Efficient contact centers can have a significant impact on brand NPS. Read on to know how it can stay relevant in the digital era.
The telecom industry is abuzz with discussions about the end of the contact center. Giffgaff, a British mobile virtual network operator, that runs without one of these centers is often quoted as a model example. Instead of voice, Giffgaff routes its customers to digital channels or community forums to resolve issues. The hype seems justified – digital is cheaper and preferred to voice, yielding a higher Net Promoter Score (NPS).
While this approach works for Giffgaff’s digital-native target and its simple proposition, it is a different story for brands with complex services and a larger demographic. Retrofitting digital tools onto established operations is challenging and often counterproductive.The digital journeys so mapped out for the customers, are often disappointing since their first instinct is to pick up the phone.
THE PROBLEM WITH DIGITAL
While the adoption of digital has long been on the rise, research shows that voice is still the most popular type of customer service. Despite massive investment in digital, many communications service providers (CSPs) have witnessed a stable frequency of calls vis-à-vis the pre-digital age.
It is important to deploy correct channels depending upon the complexity of the issue. Consumers prefer digital touch-points for simple requests, such as asking for more information. But for complex problems like troubleshooting or requesting a rebate, a phone call is the clear winner.
While serving customers, time is of the essence. Slow responses provoke 85% of customers to jump from one channel to another, while over 50% will switch within an hour and 10% will wait for less than five minutes.

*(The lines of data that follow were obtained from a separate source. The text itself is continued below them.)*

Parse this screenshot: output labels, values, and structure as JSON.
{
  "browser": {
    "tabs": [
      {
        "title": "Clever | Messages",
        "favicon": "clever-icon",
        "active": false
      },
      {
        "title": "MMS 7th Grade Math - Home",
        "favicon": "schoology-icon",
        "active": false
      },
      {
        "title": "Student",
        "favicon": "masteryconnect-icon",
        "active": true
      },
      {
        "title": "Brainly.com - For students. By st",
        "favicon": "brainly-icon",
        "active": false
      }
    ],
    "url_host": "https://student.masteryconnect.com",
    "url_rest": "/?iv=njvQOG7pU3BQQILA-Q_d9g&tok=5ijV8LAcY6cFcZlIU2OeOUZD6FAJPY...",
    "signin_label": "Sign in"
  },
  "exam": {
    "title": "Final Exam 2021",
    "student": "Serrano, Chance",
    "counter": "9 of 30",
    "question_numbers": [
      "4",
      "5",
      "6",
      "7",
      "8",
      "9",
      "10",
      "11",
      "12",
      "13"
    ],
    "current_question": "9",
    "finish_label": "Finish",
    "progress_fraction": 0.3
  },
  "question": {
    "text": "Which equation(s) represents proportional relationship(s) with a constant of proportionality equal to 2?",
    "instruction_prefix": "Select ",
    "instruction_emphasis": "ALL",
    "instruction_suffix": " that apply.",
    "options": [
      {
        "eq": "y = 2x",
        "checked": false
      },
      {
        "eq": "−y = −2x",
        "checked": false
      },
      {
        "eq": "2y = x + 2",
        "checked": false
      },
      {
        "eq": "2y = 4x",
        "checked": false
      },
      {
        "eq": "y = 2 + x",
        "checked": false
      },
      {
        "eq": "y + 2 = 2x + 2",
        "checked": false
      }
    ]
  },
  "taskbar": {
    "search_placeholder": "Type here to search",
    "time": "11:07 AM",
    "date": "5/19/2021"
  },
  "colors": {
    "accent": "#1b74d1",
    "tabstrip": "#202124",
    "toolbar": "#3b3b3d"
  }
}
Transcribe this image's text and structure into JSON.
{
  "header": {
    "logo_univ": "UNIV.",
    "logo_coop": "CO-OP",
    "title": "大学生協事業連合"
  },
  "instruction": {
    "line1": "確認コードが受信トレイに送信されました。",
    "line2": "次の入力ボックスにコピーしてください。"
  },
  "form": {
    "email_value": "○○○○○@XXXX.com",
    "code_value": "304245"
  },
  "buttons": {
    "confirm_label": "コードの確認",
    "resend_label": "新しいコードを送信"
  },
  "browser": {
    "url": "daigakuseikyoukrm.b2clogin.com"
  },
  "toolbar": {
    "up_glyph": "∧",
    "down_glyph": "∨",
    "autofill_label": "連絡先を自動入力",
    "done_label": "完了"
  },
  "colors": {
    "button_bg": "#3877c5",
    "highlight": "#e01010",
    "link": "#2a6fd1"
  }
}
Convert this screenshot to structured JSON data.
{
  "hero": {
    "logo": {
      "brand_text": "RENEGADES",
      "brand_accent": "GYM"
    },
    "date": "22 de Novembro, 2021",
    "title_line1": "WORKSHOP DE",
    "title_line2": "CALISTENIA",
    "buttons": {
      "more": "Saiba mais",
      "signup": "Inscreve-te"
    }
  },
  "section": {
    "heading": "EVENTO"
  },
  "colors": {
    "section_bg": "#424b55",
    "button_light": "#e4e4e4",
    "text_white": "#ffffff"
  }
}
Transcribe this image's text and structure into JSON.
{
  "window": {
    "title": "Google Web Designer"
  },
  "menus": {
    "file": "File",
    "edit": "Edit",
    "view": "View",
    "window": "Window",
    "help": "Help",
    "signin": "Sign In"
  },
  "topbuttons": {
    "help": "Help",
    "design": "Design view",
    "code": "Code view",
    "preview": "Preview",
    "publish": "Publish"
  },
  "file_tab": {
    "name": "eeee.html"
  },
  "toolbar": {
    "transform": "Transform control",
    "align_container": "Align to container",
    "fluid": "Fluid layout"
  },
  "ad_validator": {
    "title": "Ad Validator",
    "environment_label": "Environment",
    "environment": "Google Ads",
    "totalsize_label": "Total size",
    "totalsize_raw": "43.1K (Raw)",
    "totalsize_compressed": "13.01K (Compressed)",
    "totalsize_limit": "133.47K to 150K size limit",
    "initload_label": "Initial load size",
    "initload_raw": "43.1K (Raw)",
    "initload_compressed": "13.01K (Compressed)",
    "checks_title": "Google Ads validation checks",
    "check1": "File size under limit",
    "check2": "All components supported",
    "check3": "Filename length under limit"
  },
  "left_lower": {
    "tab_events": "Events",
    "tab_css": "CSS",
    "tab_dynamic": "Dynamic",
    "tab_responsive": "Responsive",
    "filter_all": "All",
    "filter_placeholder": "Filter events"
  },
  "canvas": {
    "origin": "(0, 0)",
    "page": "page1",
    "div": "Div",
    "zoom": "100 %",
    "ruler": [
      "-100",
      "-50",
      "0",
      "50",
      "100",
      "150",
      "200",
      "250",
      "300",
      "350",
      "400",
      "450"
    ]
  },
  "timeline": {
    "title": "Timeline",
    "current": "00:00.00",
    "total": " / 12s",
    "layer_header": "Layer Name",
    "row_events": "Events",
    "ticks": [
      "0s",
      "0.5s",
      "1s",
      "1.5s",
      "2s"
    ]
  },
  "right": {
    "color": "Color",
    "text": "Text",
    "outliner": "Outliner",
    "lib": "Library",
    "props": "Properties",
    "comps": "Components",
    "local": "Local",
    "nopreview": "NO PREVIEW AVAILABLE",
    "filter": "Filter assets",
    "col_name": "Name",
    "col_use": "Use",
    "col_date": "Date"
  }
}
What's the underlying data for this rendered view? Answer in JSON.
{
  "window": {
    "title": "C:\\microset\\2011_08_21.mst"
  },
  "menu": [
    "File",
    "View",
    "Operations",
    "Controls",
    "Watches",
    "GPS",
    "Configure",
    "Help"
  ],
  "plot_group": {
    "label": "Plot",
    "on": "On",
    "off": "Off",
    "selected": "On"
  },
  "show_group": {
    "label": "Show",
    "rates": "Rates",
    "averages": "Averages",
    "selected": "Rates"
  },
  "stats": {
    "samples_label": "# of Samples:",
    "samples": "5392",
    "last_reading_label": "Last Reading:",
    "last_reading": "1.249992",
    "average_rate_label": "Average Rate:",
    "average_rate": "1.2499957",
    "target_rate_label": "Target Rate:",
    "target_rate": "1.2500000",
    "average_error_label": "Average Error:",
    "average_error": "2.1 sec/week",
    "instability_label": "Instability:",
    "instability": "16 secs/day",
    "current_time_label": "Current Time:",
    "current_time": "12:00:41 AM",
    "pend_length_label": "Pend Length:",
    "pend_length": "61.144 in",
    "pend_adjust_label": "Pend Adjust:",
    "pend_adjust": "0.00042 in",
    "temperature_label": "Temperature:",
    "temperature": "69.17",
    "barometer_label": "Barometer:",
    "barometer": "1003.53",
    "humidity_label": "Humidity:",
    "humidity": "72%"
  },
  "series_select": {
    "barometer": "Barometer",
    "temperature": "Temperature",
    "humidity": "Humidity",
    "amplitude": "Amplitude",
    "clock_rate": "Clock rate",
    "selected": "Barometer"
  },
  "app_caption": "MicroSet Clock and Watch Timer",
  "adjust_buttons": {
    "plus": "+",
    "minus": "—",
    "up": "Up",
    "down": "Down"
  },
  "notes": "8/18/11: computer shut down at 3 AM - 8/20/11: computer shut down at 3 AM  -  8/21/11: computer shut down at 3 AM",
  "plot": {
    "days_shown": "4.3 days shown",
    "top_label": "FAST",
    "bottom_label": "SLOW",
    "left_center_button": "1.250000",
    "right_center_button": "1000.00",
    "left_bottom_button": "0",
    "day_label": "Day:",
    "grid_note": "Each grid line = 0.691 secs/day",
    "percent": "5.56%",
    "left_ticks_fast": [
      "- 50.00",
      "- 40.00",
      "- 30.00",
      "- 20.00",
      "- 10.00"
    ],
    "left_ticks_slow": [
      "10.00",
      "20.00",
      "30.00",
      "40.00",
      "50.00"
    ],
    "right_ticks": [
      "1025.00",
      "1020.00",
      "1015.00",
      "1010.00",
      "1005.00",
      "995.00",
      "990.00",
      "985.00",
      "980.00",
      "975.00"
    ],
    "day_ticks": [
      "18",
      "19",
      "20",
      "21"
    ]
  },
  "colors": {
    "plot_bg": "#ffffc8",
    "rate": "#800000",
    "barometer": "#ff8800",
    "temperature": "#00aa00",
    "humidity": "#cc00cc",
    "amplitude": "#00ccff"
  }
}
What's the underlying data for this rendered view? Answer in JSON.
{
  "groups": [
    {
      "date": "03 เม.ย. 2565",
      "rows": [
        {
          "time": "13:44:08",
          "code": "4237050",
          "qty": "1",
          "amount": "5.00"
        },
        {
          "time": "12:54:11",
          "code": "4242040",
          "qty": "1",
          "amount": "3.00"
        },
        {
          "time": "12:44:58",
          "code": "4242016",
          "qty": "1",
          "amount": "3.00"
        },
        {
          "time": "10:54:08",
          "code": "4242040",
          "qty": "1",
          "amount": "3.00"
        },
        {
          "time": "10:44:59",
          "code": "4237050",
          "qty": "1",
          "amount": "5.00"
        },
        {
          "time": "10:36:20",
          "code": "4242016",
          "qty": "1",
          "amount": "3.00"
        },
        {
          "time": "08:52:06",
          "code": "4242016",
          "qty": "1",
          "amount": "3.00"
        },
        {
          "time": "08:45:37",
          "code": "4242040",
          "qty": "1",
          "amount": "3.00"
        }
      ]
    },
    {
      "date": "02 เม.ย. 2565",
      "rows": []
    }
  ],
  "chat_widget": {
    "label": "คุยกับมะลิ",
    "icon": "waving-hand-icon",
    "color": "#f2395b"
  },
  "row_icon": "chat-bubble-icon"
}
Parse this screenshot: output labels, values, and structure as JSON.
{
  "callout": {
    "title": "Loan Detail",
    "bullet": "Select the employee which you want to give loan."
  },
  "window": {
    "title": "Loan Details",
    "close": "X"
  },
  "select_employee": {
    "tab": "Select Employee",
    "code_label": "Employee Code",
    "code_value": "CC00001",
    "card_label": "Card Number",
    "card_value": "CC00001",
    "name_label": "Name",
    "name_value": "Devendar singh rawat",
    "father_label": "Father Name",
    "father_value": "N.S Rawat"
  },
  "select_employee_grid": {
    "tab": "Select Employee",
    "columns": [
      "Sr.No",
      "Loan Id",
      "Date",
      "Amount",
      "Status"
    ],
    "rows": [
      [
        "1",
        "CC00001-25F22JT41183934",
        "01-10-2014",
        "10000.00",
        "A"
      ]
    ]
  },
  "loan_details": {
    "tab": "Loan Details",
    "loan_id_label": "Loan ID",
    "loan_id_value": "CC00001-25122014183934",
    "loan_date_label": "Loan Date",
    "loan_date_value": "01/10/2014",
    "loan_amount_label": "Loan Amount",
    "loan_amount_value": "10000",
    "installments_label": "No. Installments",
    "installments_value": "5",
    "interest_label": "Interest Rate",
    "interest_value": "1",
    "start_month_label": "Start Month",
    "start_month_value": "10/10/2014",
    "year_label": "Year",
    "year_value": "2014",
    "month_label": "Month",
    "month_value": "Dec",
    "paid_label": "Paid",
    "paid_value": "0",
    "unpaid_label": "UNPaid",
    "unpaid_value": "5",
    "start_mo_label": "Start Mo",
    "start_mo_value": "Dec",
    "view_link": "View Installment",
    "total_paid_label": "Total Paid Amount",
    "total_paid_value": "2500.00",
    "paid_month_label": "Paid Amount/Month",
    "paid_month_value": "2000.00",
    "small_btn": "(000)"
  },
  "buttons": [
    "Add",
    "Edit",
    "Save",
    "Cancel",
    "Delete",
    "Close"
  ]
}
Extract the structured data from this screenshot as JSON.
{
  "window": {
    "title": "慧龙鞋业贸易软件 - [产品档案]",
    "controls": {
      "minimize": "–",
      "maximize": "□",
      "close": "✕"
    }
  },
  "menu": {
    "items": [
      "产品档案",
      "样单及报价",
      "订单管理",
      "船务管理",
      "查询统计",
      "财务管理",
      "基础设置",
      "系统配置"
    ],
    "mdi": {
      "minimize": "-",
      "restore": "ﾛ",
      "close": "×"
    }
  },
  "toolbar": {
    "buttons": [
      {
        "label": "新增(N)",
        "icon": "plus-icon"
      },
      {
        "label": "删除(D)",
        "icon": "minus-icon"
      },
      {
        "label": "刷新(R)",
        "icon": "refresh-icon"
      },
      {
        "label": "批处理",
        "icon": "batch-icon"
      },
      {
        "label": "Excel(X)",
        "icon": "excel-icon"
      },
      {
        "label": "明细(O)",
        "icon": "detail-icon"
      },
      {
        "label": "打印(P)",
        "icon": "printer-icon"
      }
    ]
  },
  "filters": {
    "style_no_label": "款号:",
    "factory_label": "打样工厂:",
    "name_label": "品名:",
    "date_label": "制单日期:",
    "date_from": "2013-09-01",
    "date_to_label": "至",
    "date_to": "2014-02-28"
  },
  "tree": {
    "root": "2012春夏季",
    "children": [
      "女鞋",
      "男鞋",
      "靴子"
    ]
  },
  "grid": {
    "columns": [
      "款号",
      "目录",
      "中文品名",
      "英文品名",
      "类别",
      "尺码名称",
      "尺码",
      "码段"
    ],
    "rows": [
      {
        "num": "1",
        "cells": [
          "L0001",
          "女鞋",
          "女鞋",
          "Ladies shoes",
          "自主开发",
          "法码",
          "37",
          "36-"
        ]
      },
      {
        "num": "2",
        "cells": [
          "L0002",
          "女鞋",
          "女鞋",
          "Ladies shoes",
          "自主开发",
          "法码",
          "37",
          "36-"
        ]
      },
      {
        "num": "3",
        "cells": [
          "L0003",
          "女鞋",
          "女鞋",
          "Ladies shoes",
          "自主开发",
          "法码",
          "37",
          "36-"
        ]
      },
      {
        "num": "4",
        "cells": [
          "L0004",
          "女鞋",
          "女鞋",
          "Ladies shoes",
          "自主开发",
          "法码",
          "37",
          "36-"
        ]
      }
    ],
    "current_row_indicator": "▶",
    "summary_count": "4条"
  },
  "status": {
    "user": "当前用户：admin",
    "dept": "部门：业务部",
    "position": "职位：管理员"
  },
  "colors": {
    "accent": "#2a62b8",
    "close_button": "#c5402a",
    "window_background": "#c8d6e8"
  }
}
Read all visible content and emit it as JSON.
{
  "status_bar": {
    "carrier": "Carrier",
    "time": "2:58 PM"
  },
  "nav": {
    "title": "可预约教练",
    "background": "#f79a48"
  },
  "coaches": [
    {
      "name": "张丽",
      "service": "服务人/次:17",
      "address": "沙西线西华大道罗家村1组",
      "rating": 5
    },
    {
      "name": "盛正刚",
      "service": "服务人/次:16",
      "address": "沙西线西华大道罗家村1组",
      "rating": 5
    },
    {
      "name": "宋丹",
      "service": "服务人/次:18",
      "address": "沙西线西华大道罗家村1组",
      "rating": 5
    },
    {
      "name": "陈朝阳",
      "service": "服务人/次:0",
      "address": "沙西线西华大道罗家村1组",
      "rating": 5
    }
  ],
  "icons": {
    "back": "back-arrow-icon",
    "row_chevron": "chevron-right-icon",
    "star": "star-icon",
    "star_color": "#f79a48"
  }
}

Poorly executed digital channels increase a customer’s frustration and cause duplication of work with the same inquiry coming in on multiple channels. Operators must be wary of the impact of poor service on customer retention, with 97% say they would consider a change in the operator if they do not receive a response in time. A Harvard Business Review research confirms that overall levels of satisfaction are reduced without personal service.
A well-trained and motivated contact center agent can influence purchase decisions and can pay dividends by resolving complex issues in time.
MITIGATING THE IRRITANTS, MAXIMIZING VALUE
Customers wish to get in touch with their CSPs for many reasons. It is important that their journeys are designed with their intent in mind. A way of doing this is to segment the customer intent using tools like the ‘Value/Irritant matrix’.
Analysis of the inbound contacts made with the CSPs shows that the majority of the contacts, and therefore the costs incurred are irritating to one, or both the parties. Systematically identifying and eliminating these ‘irritants’ has a significant impact on ROI and NPS.
THE RENAISSANCE OF THE CONTACT CENTER
The contact center adds tangible value to the overall customer experience by increasing loyalty and therefore the NPS. It also provides opportunities for cross-selling and up-selling, gathering meaningful customer feedback and insights that new digital channels may not.
It is certain that the future belongs to a digital center operating with technologies like automation and bots, but humans need to be at the heart of these innovations. The role of the contact center agent will evolve to a highly sought-after, tech-savvy, motivated brand ambassador of the CSP.
The increased cost of a fully-integrated omni-channel sales and service is justified by the one-on-one interaction with the customer and the differentiation and higher profit margins it can achieve. It is time that the industry starts warming up to the idea of reinventing the contact center, instead of doing away with it.
Partner, Infosys Consulting
Ian is a strategy and transformation professional with 25 years of experience in the utilities and telecom sectors. He is an expert in defining and delivering technology-led transformation programs in complex, multi-vendor environments. Ian joined Infosys Consulting as a partner last year and manages some of our key accounts in the region.